(Description of the task): From the data below, return each line in which the string "Settings" is found.

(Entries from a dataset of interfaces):
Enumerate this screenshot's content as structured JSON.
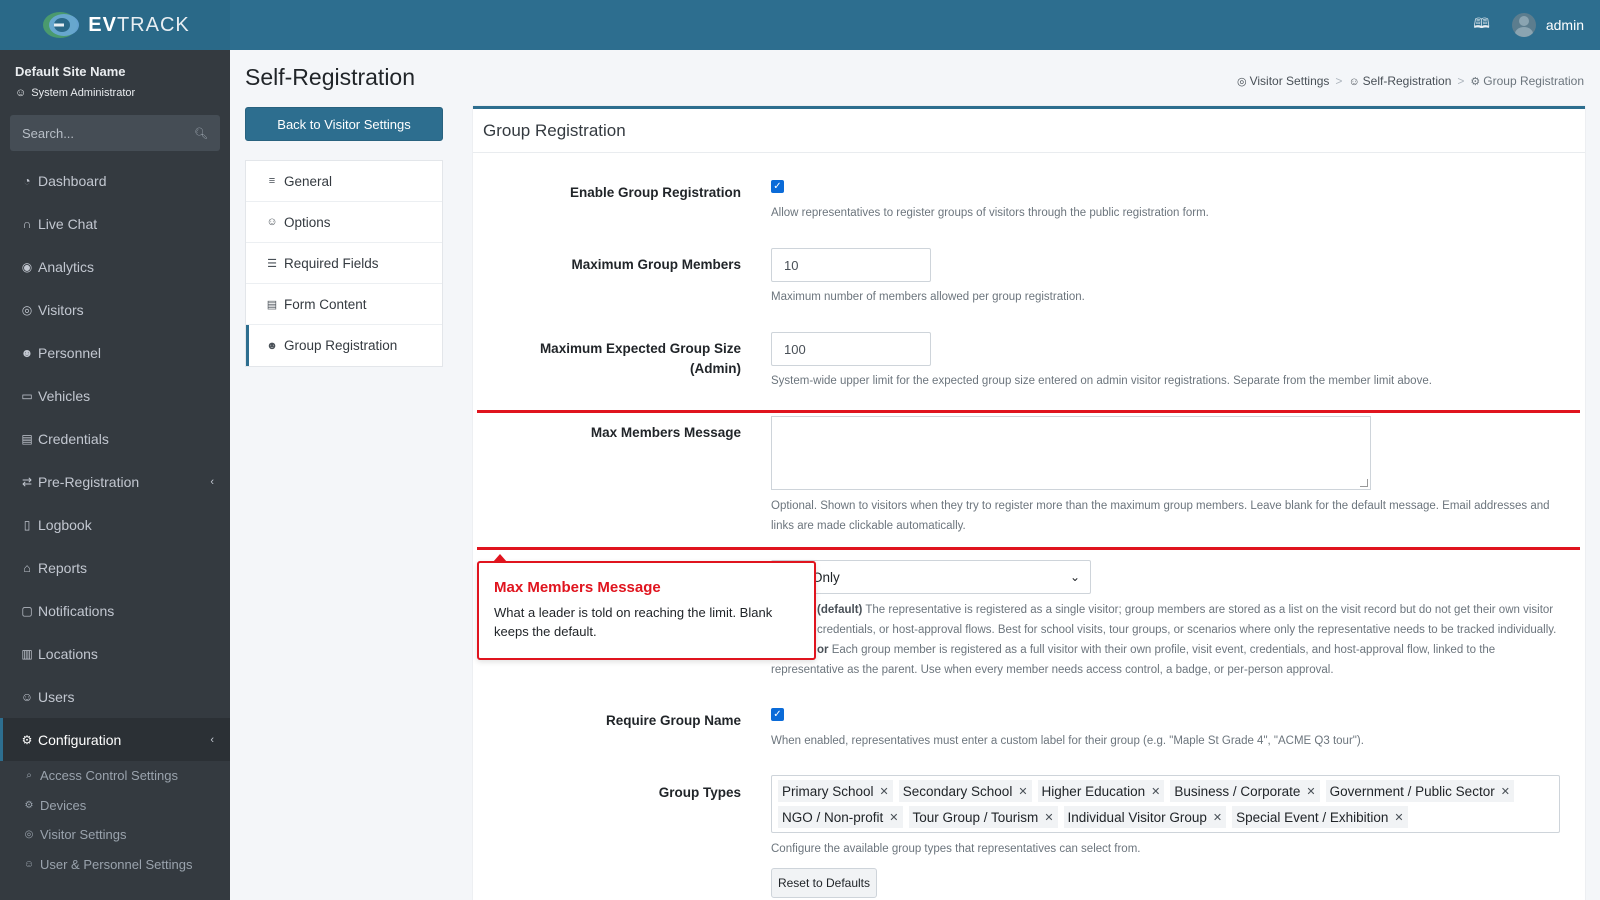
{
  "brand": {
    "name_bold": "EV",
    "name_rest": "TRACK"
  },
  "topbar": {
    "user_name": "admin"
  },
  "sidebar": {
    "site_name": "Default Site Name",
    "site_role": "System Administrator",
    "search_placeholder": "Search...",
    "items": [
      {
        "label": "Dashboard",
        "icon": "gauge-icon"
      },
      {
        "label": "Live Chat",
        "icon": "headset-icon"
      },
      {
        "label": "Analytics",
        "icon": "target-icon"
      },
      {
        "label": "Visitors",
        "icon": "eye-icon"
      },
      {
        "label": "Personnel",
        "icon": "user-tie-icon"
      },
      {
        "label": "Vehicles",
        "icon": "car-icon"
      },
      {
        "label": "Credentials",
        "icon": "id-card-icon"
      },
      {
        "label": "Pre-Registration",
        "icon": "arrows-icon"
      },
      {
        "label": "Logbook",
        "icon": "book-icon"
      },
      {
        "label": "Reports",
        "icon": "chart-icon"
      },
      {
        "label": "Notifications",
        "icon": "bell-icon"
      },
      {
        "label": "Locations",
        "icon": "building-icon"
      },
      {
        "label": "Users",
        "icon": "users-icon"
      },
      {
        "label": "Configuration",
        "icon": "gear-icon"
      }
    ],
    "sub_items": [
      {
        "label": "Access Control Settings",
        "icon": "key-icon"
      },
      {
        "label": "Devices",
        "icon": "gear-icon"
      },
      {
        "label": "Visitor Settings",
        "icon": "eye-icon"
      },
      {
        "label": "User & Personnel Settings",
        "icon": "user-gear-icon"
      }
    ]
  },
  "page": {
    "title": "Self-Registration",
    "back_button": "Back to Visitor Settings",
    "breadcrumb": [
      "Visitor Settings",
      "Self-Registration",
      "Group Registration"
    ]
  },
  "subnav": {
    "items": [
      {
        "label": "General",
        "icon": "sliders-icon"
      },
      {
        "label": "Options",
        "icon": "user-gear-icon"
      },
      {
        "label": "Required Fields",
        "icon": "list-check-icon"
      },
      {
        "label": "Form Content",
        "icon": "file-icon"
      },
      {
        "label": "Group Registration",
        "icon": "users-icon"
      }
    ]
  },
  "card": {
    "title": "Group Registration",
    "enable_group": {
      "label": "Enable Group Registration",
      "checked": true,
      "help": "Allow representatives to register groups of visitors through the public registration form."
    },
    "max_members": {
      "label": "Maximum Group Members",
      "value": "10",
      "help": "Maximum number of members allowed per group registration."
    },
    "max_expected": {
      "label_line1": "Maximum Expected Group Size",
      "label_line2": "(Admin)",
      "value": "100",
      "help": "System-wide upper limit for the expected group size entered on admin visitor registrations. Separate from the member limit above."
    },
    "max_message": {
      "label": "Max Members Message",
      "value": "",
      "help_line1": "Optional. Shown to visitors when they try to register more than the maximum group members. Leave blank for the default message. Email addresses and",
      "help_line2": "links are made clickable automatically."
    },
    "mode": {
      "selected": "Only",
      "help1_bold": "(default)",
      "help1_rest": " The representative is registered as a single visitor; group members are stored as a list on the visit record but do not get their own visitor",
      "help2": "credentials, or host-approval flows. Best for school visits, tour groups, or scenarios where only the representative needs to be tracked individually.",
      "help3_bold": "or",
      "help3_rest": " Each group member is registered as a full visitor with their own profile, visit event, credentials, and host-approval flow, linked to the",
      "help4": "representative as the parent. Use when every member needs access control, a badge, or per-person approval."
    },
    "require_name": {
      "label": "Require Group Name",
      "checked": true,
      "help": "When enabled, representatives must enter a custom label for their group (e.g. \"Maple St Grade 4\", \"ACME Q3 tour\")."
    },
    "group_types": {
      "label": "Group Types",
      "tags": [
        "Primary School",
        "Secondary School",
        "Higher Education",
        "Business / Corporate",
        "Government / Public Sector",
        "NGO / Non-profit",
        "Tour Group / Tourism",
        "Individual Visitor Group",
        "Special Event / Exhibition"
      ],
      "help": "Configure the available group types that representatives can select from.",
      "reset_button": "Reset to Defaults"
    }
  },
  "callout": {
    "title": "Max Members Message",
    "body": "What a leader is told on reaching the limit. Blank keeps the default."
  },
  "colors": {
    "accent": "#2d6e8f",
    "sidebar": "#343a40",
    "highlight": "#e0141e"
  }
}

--

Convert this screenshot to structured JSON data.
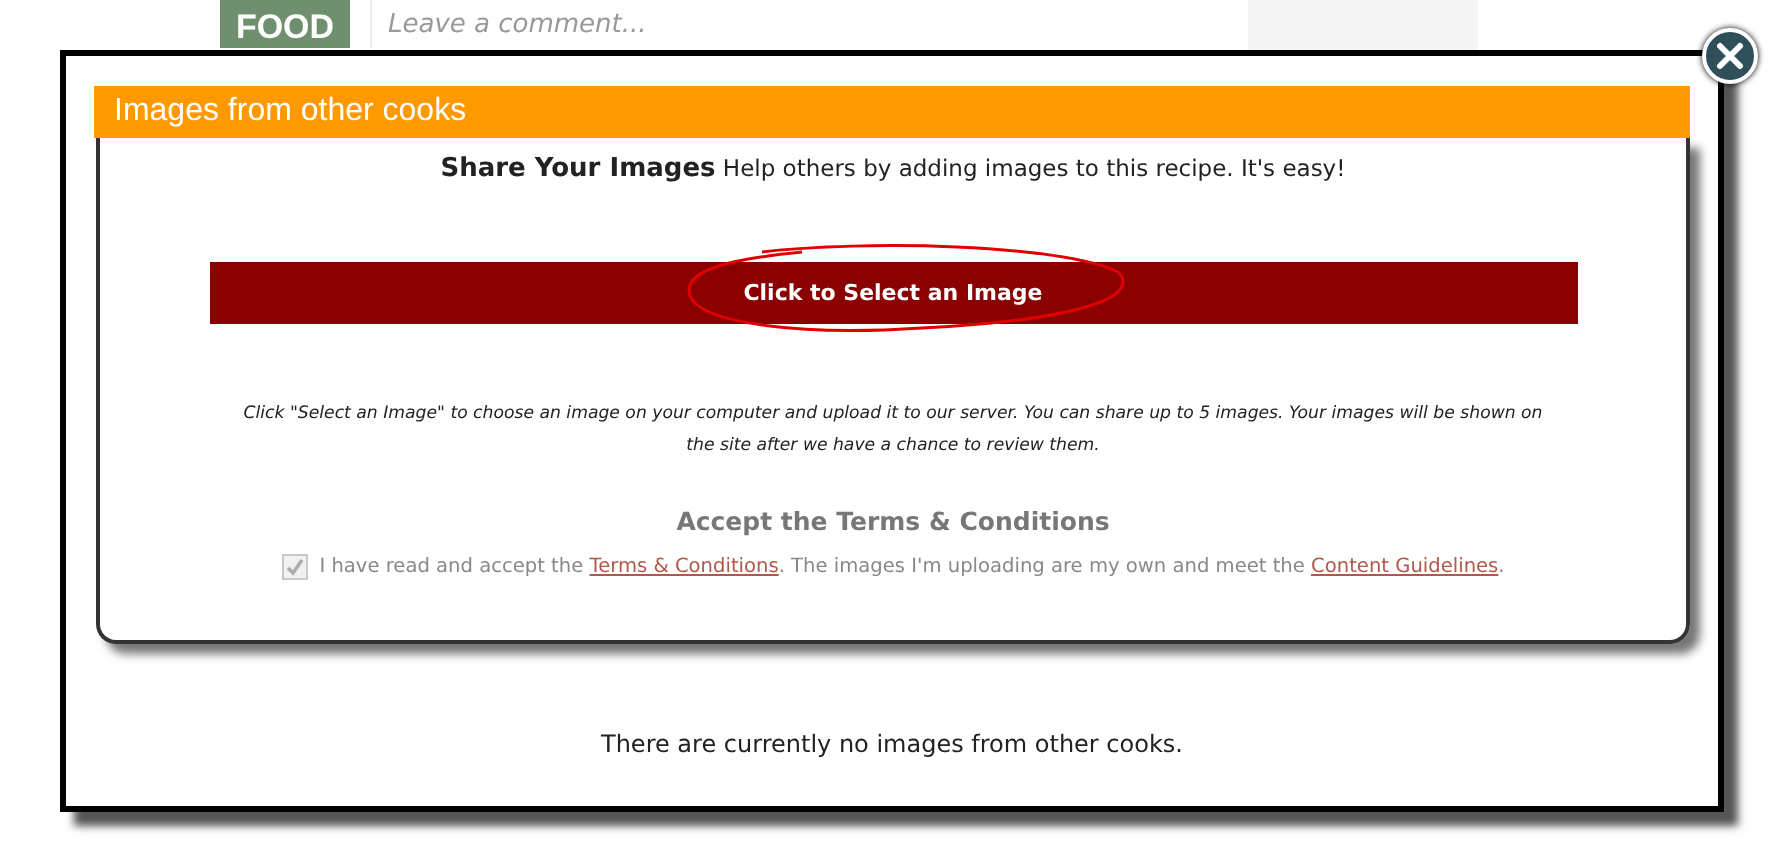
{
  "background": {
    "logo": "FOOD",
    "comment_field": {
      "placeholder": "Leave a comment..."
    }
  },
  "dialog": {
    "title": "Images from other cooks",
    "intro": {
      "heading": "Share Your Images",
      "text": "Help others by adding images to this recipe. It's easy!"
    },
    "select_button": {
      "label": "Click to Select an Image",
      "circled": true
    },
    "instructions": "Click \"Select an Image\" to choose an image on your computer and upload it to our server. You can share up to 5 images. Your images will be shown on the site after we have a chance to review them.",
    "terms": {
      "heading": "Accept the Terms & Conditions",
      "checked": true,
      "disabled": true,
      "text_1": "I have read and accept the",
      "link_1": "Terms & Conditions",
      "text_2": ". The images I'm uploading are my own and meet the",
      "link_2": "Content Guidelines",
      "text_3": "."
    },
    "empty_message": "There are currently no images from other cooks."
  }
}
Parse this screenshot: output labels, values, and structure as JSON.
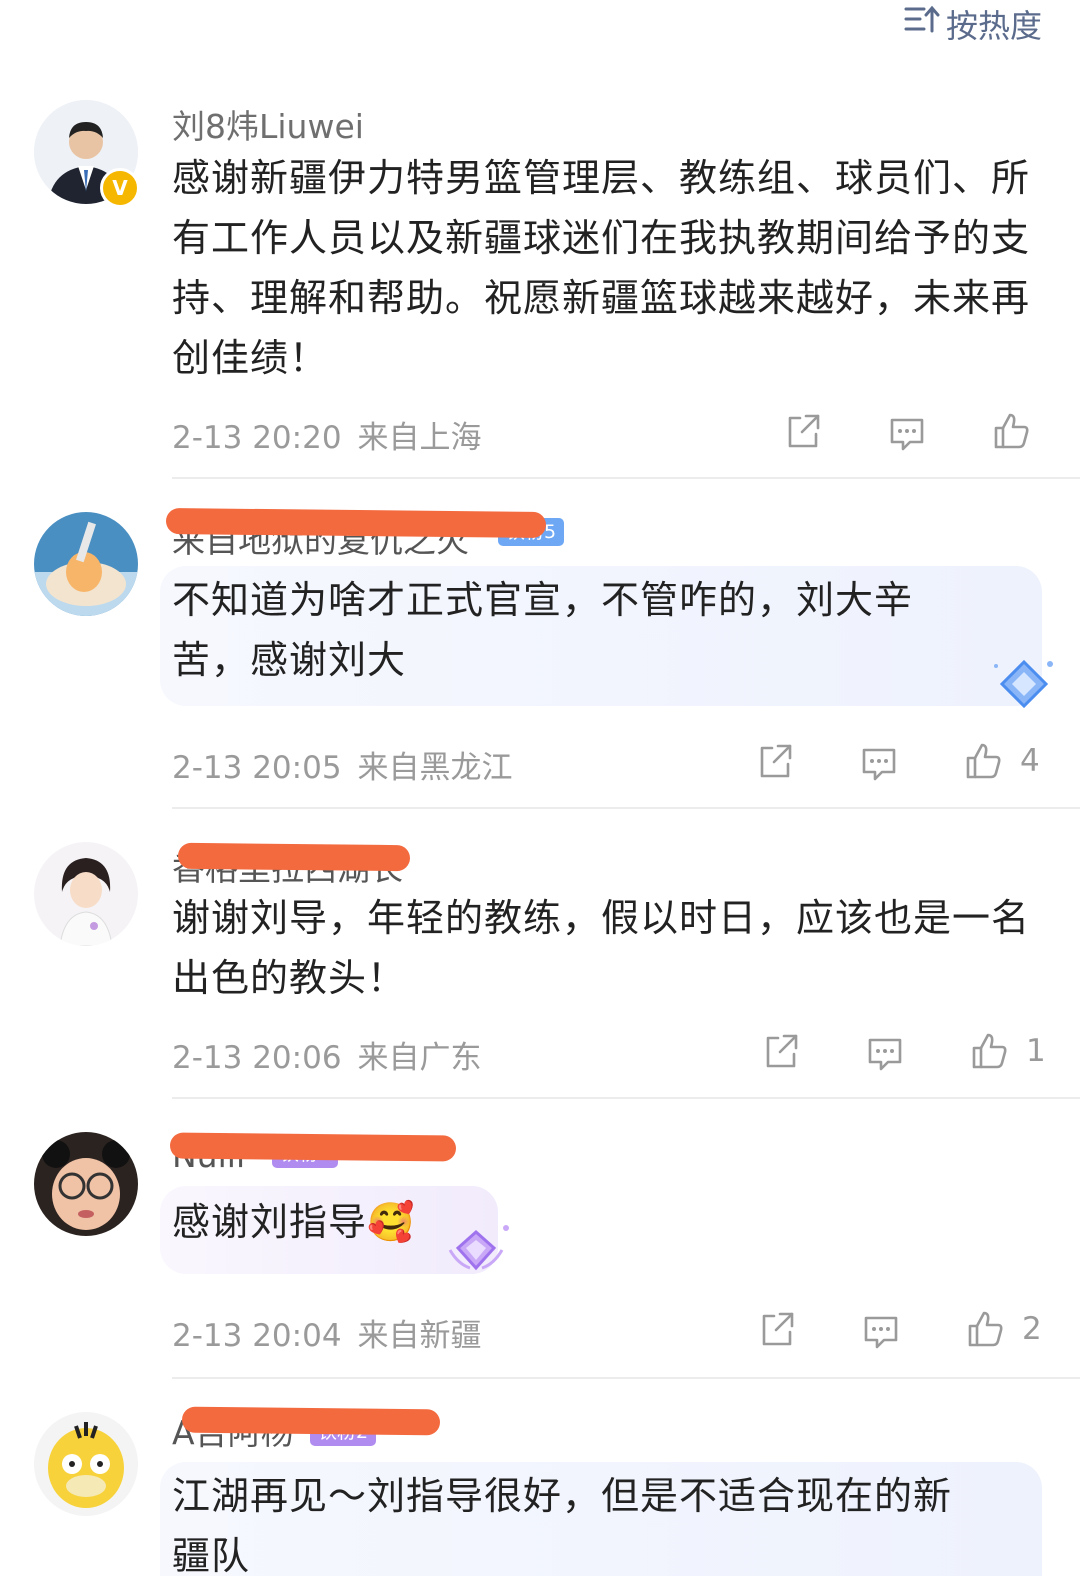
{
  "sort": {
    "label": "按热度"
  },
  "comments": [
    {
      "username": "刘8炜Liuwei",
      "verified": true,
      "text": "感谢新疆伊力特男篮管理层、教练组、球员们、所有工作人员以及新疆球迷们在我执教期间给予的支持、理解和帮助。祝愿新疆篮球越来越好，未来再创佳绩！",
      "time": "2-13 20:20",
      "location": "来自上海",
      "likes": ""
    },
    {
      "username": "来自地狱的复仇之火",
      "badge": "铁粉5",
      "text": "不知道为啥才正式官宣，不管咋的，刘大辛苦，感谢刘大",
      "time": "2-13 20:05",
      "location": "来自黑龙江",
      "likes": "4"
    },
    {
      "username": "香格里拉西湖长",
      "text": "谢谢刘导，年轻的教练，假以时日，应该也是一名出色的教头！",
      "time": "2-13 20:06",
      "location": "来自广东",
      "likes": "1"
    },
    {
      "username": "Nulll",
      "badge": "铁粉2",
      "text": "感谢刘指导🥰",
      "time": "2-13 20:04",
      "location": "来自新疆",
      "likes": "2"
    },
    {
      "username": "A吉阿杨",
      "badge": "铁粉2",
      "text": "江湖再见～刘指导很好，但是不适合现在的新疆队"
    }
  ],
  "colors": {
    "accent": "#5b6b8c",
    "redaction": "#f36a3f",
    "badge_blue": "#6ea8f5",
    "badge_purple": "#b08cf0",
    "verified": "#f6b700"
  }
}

(Result):
        "label": "Access Control Settings",
        "label": "Visitor Settings",
        "label": "User & Personnel Settings",
    "back_button": "Back to Visitor Settings",
      "Visitor Settings",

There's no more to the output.